String skipping is when running through a scale and change between strings, you actually skip and jump over a string and land on the following string. For example this would include going from string A to String G (instead of going from A to D).
3. Shredding Guitars
Shredding guitar generally have many distinguishing features mainly optimized to help the guitarist play faster for longer.
Shred Guitars usually include:
- Ultra-thin necks
- High output pickups
- Extreme lightweight
- Shorter frets
- Low Action
All these things combined perfectly match to the shredding process. it is even designed in a way that suits the guitarists’ hands for the best and most natural movement alongside the fretboard. Therefore, you will not feel frustrated after a while of playing.
4. Shredding Gear
You don’t have to get all technical with gear when wanting to be a better shredder as its mainly down to technique and the way you play. However, there is some gear that can make your life a bit more easier.
- Compressor Pedal – I would say this is probably the most important as a good compressor makes it easier to play as it pulls those quieter frequencies to the surface of your playing. This makes you take less effort to hit the next note and be heard.
- Distortion (amp or pedal) – i like to use a Ibanez tube screamer pedal when playing faster. However, it doesn’t really matter too much in my opinion. Just make sure you have a bit of distortion and do NOT crank it too high!
- Type of Amp – there is no true definition of a shredders amp as we have seen the term can encompass a range of styles. But, amps like Bugera and Orange fit well in style where people tend to play faster and more technical.
- 1.5mm pick – Personally, I find its easier to pick faster using a stronger less bendy, but not too thick. 1.5mm works well for me.
- String dampener – It can get messy when playing faster as you can accidentally hit open strings and they ring out. a string dampener will help damped those ringing strings.

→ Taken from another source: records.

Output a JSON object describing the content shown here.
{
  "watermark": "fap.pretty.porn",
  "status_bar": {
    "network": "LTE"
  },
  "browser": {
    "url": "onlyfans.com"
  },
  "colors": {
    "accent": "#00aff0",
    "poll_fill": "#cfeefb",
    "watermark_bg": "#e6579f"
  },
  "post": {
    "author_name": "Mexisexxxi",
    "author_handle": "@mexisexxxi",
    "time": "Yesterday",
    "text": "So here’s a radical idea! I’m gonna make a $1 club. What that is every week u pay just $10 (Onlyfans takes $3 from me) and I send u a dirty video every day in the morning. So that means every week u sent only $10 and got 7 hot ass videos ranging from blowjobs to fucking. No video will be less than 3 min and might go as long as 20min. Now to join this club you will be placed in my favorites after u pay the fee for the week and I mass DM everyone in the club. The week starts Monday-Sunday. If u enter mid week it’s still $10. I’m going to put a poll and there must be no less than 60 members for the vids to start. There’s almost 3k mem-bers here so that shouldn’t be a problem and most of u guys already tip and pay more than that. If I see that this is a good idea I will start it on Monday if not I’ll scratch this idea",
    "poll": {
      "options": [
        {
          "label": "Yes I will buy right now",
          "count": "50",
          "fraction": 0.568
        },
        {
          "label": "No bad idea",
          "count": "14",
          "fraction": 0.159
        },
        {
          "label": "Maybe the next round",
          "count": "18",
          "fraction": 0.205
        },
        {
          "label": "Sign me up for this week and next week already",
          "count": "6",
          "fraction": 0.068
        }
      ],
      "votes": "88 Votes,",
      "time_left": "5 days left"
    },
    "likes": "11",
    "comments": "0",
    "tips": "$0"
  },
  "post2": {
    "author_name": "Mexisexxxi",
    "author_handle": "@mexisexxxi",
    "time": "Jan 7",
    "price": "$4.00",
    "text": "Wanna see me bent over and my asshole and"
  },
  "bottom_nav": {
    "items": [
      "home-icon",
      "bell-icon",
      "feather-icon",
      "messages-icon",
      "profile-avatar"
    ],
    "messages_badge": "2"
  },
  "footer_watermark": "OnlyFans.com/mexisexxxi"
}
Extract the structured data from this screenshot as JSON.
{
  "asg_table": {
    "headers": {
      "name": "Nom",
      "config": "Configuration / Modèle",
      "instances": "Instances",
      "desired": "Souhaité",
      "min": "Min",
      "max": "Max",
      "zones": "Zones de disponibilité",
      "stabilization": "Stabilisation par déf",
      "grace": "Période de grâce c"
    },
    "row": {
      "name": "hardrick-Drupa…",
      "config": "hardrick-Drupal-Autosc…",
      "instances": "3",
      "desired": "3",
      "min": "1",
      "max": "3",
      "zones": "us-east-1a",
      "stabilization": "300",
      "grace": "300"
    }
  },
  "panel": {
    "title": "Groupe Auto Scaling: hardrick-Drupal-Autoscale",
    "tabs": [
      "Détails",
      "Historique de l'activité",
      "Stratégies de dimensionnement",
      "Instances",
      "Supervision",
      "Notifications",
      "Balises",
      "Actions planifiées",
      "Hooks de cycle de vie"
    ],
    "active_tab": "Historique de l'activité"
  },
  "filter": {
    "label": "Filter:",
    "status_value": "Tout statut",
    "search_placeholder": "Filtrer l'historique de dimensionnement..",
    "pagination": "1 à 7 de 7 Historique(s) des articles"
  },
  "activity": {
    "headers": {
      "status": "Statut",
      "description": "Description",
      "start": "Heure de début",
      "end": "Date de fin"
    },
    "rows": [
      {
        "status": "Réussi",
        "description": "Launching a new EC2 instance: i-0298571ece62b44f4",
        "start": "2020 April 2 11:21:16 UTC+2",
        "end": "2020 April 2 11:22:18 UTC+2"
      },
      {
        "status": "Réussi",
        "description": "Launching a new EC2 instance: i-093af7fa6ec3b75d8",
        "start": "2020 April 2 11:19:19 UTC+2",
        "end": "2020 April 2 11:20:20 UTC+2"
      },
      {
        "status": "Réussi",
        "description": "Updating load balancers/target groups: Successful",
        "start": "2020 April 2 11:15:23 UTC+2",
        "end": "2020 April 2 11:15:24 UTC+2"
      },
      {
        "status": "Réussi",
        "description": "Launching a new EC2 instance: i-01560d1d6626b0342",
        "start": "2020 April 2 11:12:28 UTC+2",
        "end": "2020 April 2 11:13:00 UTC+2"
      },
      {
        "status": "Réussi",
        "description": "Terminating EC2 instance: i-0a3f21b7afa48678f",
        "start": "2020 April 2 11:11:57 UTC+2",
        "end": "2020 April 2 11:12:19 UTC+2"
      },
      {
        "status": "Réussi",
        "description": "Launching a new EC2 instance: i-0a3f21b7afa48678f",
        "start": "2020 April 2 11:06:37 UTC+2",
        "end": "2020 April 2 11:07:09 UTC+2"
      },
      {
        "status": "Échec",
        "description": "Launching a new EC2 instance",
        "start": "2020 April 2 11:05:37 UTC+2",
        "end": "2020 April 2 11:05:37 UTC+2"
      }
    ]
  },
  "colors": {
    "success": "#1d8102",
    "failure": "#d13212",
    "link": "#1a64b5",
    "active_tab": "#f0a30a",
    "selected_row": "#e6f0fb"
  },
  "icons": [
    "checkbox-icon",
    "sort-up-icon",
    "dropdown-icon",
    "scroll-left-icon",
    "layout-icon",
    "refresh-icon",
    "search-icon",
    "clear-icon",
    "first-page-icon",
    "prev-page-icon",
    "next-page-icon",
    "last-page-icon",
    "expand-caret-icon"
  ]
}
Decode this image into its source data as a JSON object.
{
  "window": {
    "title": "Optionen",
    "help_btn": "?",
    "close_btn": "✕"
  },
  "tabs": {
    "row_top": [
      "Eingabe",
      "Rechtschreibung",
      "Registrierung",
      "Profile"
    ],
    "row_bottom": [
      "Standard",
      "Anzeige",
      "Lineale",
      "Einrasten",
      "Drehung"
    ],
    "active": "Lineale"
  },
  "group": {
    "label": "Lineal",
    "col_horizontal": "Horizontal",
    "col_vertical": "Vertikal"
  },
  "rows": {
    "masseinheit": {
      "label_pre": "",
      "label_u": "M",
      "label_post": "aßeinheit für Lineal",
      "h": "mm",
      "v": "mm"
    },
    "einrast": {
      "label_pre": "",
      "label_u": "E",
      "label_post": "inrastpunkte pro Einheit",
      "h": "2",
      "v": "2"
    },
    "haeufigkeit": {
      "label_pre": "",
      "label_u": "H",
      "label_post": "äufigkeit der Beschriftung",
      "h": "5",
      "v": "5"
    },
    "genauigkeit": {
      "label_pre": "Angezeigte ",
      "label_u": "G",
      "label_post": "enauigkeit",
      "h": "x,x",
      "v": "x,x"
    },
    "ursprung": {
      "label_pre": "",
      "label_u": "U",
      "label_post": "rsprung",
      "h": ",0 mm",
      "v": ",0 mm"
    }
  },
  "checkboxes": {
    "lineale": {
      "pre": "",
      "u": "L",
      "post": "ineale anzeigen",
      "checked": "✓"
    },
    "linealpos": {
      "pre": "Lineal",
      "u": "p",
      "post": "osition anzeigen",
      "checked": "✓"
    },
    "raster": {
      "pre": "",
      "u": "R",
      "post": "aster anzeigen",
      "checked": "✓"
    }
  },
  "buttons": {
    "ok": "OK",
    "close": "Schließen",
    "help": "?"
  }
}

5. Tips for becoming a better shredder?
When learning how to play faster there becomes many hurdles to over come to give a really tight and good performance.
As you can see being able to play fast requires a lot of practice.
Thanks for reading this article.
Shred guitar, often known as shredding, is a skilled lead guitar solo playing style focusing on advanced and difficult playing methods, notably including quick passages to fully instrumental.
It includes fast alternate picking, sweep-picked arpeggios, finger-tapping, and whammy-bar abuse are all examples of shred guitar.
It’s popular in heavy metal guitar playing, where musicians utilise an electric guitar with a guitar amplifier and a variety of electronic effects including distortion to generate a more prolonged guitar tone and assist guitar feedback effects. However, it can be referenced to just generalize someone playing a bit of a solo guitar. But, this is not its true definition.